__What needs to be done__: Your copy should match the records below exactly, except for the pictures.

App and web page records
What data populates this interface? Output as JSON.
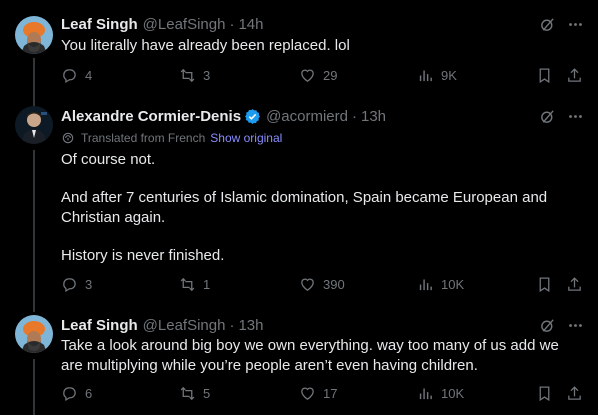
{
  "tweets": [
    {
      "name": "Leaf Singh",
      "handle": "@LeafSingh",
      "time": "14h",
      "text": "You literally have already been replaced. lol",
      "replies": "4",
      "reposts": "3",
      "likes": "29",
      "views": "9K"
    },
    {
      "name": "Alexandre Cormier-Denis",
      "handle": "@acormierd",
      "time": "13h",
      "verified": true,
      "translated_label": "Translated from French",
      "show_original": "Show original",
      "text": "Of course not.\n\nAnd after 7 centuries of Islamic domination, Spain became European and Christian again.\n\nHistory is never finished.",
      "replies": "3",
      "reposts": "1",
      "likes": "390",
      "views": "10K"
    },
    {
      "name": "Leaf Singh",
      "handle": "@LeafSingh",
      "time": "13h",
      "text": "Take a look around big boy we own everything. way too many of us add we are multiplying while you’re people aren’t even having children.",
      "replies": "6",
      "reposts": "5",
      "likes": "17",
      "views": "10K"
    }
  ],
  "separator": "·",
  "colors": {
    "background": "#000000",
    "text": "#e7e9ea",
    "muted": "#71767b",
    "verified": "#1d9bf0",
    "link": "#8a8cff",
    "thread_line": "#333639"
  },
  "icons": {
    "reply": "reply-icon",
    "repost": "repost-icon",
    "like": "heart-icon",
    "views": "analytics-icon",
    "bookmark": "bookmark-icon",
    "share": "share-icon",
    "grok": "grok-icon",
    "more": "more-icon",
    "translate": "globe-icon"
  }
}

__The answer__:
What data populates this interface? Output as JSON.
{
  "tweets": [
    {
      "name": "Leaf Singh",
      "handle": "@LeafSingh",
      "time": "14h",
      "text": "You literally have already been replaced. lol",
      "replies": "4",
      "reposts": "3",
      "likes": "29",
      "views": "9K"
    },
    {
      "name": "Alexandre Cormier-Denis",
      "handle": "@acormierd",
      "time": "13h",
      "verified": true,
      "translated_label": "Translated from French",
      "show_original": "Show original",
      "text": "Of course not.\n\nAnd after 7 centuries of Islamic domination, Spain became European and Christian again.\n\nHistory is never finished.",
      "replies": "3",
      "reposts": "1",
      "likes": "390",
      "views": "10K"
    },
    {
      "name": "Leaf Singh",
      "handle": "@LeafSingh",
      "time": "13h",
      "text": "Take a look around big boy we own everything. way too many of us add we are multiplying while you’re people aren’t even having children.",
      "replies": "6",
      "reposts": "5",
      "likes": "17",
      "views": "10K"
    }
  ],
  "separator": "·",
  "colors": {
    "background": "#000000",
    "text": "#e7e9ea",
    "muted": "#71767b",
    "verified": "#1d9bf0",
    "link": "#8a8cff",
    "thread_line": "#333639"
  },
  "icons": {
    "reply": "reply-icon",
    "repost": "repost-icon",
    "like": "heart-icon",
    "views": "analytics-icon",
    "bookmark": "bookmark-icon",
    "share": "share-icon",
    "grok": "grok-icon",
    "more": "more-icon",
    "translate": "globe-icon"
  }
}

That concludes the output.